A few years ago we saw The Band of Heathens at the small hall in the Paradiso in Amsterdam. We met our Dutch friend Roel, hung out on our houseboat rental, had dinner and went to the show. Roel has been to the Paradiso many times, but for me, this is a legendary bucket list venue. The Paradiso also has a larger concert hall, which I wanted to see. Roel knew the back staircases, and right after our show, lead us to the top of balcony in the big room. They were setting up for a show the next night. For me, I was just happy to be there.
Watch For Posters And Signs
Sometimes, you can luck out and see great music spontaneously. In Paris, you’ll notice bright fluorescent posters on construction hoardings generally for classical or gospel shows in churches.
You may also find that some of the smaller clubs have tickets at the door. But in my experience, most shows by well-known artists sell out ahead of time, and unless you’re willing to pay a markup either on a reseller website or to a scalper, you won’t get in. So, plan ahead.
Make Use of the Will Call Window
Generally, I don’t want to be responsible for printing my own tickets or having them sent to me. Whenever possible, I choose to pick them up at the venue box office “will call” window. I keep my email receipt handy on my phone and bring ID and the credit card I used to buy the tickets.
Live Music is Good For Your Health Too!
A recent study from the Faculty of Health and the Faculty of Arts and Education at Deakin University, Australia confirmed what we already know about going to concerts, especially with friends. Here are two excerpts:
“The findings revealed that engaging with music by dancing or attending musical events was associated with higher subjective wellbeing than for those who did not engage with music in these forms.”
“A key factor contributing to the positive outcomes for wellbeing associated with music is the social component of music engagement. While research has indicated that engaging with music alone may improve physical health and emotional wellbeing, other research has shown that engaging with music in the company of others is associated with stronger positive experiences.”
Popular Sites for Concert Listings
There are many local sites you can find just by searching “concert listings (name of city or country)”, but these are the big three:
Planning a trip?

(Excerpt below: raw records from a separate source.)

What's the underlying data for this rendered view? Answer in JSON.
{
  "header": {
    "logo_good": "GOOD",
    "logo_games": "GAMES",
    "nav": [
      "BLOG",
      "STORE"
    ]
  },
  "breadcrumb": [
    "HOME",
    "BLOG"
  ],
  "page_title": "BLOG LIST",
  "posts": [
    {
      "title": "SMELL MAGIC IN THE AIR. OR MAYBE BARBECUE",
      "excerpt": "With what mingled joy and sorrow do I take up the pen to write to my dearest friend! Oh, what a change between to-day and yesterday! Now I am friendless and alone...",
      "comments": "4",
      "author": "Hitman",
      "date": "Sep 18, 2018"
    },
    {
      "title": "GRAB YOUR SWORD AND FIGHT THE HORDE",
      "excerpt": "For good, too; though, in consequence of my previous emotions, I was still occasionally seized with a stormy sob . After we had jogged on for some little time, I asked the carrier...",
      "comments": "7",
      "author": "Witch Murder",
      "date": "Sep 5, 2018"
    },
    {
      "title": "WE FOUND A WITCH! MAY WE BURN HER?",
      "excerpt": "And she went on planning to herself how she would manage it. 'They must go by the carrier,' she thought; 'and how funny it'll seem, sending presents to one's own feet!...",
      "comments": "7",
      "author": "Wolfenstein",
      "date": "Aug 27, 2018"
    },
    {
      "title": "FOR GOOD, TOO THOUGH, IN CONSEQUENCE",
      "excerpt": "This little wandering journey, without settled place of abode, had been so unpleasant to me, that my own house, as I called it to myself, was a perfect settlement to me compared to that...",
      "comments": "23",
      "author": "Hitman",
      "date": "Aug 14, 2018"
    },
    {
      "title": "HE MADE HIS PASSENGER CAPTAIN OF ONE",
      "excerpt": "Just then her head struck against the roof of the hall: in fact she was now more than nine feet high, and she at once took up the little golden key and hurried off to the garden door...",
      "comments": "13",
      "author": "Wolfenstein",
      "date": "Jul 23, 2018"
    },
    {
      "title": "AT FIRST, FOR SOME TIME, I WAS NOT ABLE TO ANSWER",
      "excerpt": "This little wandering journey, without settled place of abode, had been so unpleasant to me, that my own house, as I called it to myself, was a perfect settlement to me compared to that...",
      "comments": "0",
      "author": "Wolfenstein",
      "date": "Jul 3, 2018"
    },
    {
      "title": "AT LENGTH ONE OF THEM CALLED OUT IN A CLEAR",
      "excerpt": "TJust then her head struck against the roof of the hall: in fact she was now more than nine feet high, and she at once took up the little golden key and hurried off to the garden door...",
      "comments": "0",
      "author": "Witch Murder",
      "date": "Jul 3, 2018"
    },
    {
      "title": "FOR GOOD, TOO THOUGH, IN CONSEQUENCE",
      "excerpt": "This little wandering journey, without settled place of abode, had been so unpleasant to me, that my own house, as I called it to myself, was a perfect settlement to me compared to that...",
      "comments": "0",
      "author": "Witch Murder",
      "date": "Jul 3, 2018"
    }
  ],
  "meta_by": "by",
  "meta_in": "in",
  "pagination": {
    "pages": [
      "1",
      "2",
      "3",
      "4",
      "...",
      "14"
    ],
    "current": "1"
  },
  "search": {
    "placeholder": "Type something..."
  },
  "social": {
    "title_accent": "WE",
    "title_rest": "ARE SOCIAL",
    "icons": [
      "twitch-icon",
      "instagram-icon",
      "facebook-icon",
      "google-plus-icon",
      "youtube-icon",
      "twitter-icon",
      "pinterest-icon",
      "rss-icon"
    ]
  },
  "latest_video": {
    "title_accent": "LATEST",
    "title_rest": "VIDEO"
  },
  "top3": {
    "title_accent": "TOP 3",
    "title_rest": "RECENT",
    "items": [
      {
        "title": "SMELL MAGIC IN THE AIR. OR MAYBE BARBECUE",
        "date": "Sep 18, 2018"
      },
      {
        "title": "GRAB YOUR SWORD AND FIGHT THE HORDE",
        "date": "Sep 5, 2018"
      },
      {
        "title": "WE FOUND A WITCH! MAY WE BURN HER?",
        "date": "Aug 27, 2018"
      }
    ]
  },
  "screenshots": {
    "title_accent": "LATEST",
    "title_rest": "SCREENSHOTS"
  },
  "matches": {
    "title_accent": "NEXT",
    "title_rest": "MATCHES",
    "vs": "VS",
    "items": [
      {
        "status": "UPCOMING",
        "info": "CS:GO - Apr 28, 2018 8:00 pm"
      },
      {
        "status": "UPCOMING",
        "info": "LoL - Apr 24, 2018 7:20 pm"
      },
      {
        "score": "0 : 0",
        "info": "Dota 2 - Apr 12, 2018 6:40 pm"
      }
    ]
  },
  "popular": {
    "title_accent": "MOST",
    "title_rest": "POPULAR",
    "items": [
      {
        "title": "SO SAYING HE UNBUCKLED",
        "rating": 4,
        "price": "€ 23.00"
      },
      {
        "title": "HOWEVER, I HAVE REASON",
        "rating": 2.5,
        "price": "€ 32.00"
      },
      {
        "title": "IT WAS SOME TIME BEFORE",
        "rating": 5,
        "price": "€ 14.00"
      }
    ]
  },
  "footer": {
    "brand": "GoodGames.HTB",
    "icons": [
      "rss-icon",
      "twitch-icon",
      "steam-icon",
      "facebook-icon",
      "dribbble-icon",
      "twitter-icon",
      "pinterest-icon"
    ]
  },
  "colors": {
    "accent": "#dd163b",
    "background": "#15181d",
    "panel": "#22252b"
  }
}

Hit these sites first and get ready for an evening of music.